Pull every "panel" line out of the data below.

----

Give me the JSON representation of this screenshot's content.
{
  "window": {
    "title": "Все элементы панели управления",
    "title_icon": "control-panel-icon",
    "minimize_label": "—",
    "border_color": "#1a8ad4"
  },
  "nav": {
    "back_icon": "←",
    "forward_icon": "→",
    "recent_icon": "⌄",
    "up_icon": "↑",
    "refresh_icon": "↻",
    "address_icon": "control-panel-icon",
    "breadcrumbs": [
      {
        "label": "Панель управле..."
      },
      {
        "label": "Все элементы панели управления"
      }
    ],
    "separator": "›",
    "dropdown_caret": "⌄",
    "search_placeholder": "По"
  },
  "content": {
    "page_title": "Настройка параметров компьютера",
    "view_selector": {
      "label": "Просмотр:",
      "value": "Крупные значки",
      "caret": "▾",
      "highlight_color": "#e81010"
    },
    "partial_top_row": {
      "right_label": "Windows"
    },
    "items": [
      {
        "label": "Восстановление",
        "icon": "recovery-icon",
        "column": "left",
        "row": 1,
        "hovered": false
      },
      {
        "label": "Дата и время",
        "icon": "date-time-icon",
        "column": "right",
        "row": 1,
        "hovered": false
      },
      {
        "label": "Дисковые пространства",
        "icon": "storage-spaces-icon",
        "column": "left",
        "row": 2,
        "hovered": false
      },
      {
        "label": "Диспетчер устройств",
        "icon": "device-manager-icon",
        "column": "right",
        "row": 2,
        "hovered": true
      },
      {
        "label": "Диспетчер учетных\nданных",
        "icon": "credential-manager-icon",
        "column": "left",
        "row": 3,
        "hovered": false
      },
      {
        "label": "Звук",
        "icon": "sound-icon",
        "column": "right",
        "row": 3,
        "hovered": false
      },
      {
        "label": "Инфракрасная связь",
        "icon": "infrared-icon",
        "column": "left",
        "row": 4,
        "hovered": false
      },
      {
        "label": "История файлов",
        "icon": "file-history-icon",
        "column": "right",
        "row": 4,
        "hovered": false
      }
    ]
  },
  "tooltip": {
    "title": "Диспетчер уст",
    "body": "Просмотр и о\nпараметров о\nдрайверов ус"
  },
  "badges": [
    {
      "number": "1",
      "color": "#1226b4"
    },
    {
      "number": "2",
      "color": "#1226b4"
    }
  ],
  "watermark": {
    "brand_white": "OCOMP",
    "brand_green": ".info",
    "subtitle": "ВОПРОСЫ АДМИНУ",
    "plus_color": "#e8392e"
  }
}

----

Solution:
    "title_icon": "control-panel-icon",
    "address_icon": "control-panel-icon",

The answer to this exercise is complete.